### TASK TO COMPLETE
Verbatim output required. Print the data in full.

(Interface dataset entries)
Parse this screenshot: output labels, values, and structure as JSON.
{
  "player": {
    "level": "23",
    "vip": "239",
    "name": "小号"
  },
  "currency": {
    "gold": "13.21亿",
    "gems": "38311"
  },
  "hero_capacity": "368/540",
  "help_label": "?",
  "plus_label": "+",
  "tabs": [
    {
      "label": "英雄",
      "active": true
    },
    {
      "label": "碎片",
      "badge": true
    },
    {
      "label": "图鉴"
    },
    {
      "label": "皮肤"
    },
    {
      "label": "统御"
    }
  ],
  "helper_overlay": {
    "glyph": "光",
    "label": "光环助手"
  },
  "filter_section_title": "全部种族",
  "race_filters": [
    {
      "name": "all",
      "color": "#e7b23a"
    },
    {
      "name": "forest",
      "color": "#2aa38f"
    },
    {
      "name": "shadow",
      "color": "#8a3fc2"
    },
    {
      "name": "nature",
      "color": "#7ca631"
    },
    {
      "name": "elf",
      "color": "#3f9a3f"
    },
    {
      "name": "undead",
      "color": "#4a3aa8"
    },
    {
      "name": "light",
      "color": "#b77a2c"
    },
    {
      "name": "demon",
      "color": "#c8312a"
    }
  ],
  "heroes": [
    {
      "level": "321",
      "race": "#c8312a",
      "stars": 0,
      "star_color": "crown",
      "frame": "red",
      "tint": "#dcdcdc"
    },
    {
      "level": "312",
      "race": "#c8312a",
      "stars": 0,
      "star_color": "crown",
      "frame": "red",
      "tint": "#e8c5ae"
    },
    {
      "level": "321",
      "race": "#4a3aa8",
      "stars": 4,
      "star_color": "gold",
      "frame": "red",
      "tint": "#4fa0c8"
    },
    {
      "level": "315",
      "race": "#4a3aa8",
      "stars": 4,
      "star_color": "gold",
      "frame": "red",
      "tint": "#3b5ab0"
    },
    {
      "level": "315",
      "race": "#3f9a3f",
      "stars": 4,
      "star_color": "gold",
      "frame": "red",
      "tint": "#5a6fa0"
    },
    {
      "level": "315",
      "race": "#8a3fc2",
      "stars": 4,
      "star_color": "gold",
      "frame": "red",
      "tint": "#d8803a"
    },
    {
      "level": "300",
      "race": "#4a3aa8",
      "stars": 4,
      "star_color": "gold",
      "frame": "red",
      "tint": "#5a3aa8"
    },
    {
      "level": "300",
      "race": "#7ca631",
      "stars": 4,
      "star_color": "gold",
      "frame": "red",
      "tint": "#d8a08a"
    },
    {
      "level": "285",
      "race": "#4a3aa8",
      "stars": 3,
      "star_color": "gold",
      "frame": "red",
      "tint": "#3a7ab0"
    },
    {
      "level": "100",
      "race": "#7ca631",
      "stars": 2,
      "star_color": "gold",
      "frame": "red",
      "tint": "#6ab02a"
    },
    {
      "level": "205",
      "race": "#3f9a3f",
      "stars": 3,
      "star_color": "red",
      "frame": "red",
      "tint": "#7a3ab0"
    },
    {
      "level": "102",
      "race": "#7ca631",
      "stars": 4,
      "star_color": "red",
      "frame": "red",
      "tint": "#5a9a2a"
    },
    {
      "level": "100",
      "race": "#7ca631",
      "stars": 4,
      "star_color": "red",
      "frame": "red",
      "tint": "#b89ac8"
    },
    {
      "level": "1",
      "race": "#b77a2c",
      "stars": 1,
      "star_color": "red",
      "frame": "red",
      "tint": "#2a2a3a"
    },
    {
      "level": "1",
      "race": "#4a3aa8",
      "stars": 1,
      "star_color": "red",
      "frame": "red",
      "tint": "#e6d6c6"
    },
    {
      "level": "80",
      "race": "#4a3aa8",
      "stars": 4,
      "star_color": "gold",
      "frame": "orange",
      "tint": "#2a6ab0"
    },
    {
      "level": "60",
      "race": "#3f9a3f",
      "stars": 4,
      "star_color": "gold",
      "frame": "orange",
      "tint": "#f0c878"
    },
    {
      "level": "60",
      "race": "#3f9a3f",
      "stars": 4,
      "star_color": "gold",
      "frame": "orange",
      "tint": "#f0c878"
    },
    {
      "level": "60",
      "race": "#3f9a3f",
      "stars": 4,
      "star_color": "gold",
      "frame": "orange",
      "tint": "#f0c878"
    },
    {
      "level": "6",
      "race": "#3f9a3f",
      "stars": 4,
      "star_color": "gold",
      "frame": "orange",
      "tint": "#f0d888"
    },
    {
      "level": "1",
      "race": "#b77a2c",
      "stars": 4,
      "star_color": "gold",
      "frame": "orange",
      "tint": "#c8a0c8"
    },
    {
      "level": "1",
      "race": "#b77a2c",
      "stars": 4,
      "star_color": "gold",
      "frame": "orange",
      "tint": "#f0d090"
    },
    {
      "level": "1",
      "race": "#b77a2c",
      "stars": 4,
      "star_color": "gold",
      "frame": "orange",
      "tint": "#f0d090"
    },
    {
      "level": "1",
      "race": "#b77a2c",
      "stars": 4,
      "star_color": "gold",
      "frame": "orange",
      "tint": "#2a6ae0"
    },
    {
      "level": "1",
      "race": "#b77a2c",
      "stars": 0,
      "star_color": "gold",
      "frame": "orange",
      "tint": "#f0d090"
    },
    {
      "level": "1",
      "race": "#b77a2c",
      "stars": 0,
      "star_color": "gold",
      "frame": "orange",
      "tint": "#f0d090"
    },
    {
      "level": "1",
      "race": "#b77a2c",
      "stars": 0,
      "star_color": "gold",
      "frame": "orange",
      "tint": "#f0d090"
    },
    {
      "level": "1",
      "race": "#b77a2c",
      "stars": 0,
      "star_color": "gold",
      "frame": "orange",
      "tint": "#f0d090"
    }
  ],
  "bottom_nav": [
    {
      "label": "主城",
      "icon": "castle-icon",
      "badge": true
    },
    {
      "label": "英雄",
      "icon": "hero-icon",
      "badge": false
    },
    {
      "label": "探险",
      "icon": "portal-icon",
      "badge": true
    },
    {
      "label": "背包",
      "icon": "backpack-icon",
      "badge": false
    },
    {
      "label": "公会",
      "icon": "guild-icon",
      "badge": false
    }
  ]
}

### ANSWER SECTION
Parse this screenshot: output labels, values, and structure as JSON.
{
  "player": {
    "level": "23",
    "vip": "239",
    "name": "小号"
  },
  "currency": {
    "gold": "13.21亿",
    "gems": "38311"
  },
  "hero_capacity": "368/540",
  "help_label": "?",
  "plus_label": "+",
  "tabs": [
    {
      "label": "英雄",
      "active": true
    },
    {
      "label": "碎片",
      "badge": true
    },
    {
      "label": "图鉴"
    },
    {
      "label": "皮肤"
    },
    {
      "label": "统御"
    }
  ],
  "helper_overlay": {
    "glyph": "光",
    "label": "光环助手"
  },
  "filter_section_title": "全部种族",
  "race_filters": [
    {
      "name": "all",
      "color": "#e7b23a"
    },
    {
      "name": "forest",
      "color": "#2aa38f"
    },
    {
      "name": "shadow",
      "color": "#8a3fc2"
    },
    {
      "name": "nature",
      "color": "#7ca631"
    },
    {
      "name": "elf",
      "color": "#3f9a3f"
    },
    {
      "name": "undead",
      "color": "#4a3aa8"
    },
    {
      "name": "light",
      "color": "#b77a2c"
    },
    {
      "name": "demon",
      "color": "#c8312a"
    }
  ],
  "heroes": [
    {
      "level": "321",
      "race": "#c8312a",
      "stars": 0,
      "star_color": "crown",
      "frame": "red",
      "tint": "#dcdcdc"
    },
    {
      "level": "312",
      "race": "#c8312a",
      "stars": 0,
      "star_color": "crown",
      "frame": "red",
      "tint": "#e8c5ae"
    },
    {
      "level": "321",
      "race": "#4a3aa8",
      "stars": 4,
      "star_color": "gold",
      "frame": "red",
      "tint": "#4fa0c8"
    },
    {
      "level": "315",
      "race": "#4a3aa8",
      "stars": 4,
      "star_color": "gold",
      "frame": "red",
      "tint": "#3b5ab0"
    },
    {
      "level": "315",
      "race": "#3f9a3f",
      "stars": 4,
      "star_color": "gold",
      "frame": "red",
      "tint": "#5a6fa0"
    },
    {
      "level": "315",
      "race": "#8a3fc2",
      "stars": 4,
      "star_color": "gold",
      "frame": "red",
      "tint": "#d8803a"
    },
    {
      "level": "300",
      "race": "#4a3aa8",
      "stars": 4,
      "star_color": "gold",
      "frame": "red",
      "tint": "#5a3aa8"
    },
    {
      "level": "300",
      "race": "#7ca631",
      "stars": 4,
      "star_color": "gold",
      "frame": "red",
      "tint": "#d8a08a"
    },
    {
      "level": "285",
      "race": "#4a3aa8",
      "stars": 3,
      "star_color": "gold",
      "frame": "red",
      "tint": "#3a7ab0"
    },
    {
      "level": "100",
      "race": "#7ca631",
      "stars": 2,
      "star_color": "gold",
      "frame": "red",
      "tint": "#6ab02a"
    },
    {
      "level": "205",
      "race": "#3f9a3f",
      "stars": 3,
      "star_color": "red",
      "frame": "red",
      "tint": "#7a3ab0"
    },
    {
      "level": "102",
      "race": "#7ca631",
      "stars": 4,
      "star_color": "red",
      "frame": "red",
      "tint": "#5a9a2a"
    },
    {
      "level": "100",
      "race": "#7ca631",
      "stars": 4,
      "star_color": "red",
      "frame": "red",
      "tint": "#b89ac8"
    },
    {
      "level": "1",
      "race": "#b77a2c",
      "stars": 1,
      "star_color": "red",
      "frame": "red",
      "tint": "#2a2a3a"
    },
    {
      "level": "1",
      "race": "#4a3aa8",
      "stars": 1,
      "star_color": "red",
      "frame": "red",
      "tint": "#e6d6c6"
    },
    {
      "level": "80",
      "race": "#4a3aa8",
      "stars": 4,
      "star_color": "gold",
      "frame": "orange",
      "tint": "#2a6ab0"
    },
    {
      "level": "60",
      "race": "#3f9a3f",
      "stars": 4,
      "star_color": "gold",
      "frame": "orange",
      "tint": "#f0c878"
    },
    {
      "level": "60",
      "race": "#3f9a3f",
      "stars": 4,
      "star_color": "gold",
      "frame": "orange",
      "tint": "#f0c878"
    },
    {
      "level": "60",
      "race": "#3f9a3f",
      "stars": 4,
      "star_color": "gold",
      "frame": "orange",
      "tint": "#f0c878"
    },
    {
      "level": "6",
      "race": "#3f9a3f",
      "stars": 4,
      "star_color": "gold",
      "frame": "orange",
      "tint": "#f0d888"
    },
    {
      "level": "1",
      "race": "#b77a2c",
      "stars": 4,
      "star_color": "gold",
      "frame": "orange",
      "tint": "#c8a0c8"
    },
    {
      "level": "1",
      "race": "#b77a2c",
      "stars": 4,
      "star_color": "gold",
      "frame": "orange",
      "tint": "#f0d090"
    },
    {
      "level": "1",
      "race": "#b77a2c",
      "stars": 4,
      "star_color": "gold",
      "frame": "orange",
      "tint": "#f0d090"
    },
    {
      "level": "1",
      "race": "#b77a2c",
      "stars": 4,
      "star_color": "gold",
      "frame": "orange",
      "tint": "#2a6ae0"
    },
    {
      "level": "1",
      "race": "#b77a2c",
      "stars": 0,
      "star_color": "gold",
      "frame": "orange",
      "tint": "#f0d090"
    },
    {
      "level": "1",
      "race": "#b77a2c",
      "stars": 0,
      "star_color": "gold",
      "frame": "orange",
      "tint": "#f0d090"
    },
    {
      "level": "1",
      "race": "#b77a2c",
      "stars": 0,
      "star_color": "gold",
      "frame": "orange",
      "tint": "#f0d090"
    },
    {
      "level": "1",
      "race": "#b77a2c",
      "stars": 0,
      "star_color": "gold",
      "frame": "orange",
      "tint": "#f0d090"
    }
  ],
  "bottom_nav": [
    {
      "label": "主城",
      "icon": "castle-icon",
      "badge": true
    },
    {
      "label": "英雄",
      "icon": "hero-icon",
      "badge": false
    },
    {
      "label": "探险",
      "icon": "portal-icon",
      "badge": true
    },
    {
      "label": "背包",
      "icon": "backpack-icon",
      "badge": false
    },
    {
      "label": "公会",
      "icon": "guild-icon",
      "badge": false
    }
  ]
}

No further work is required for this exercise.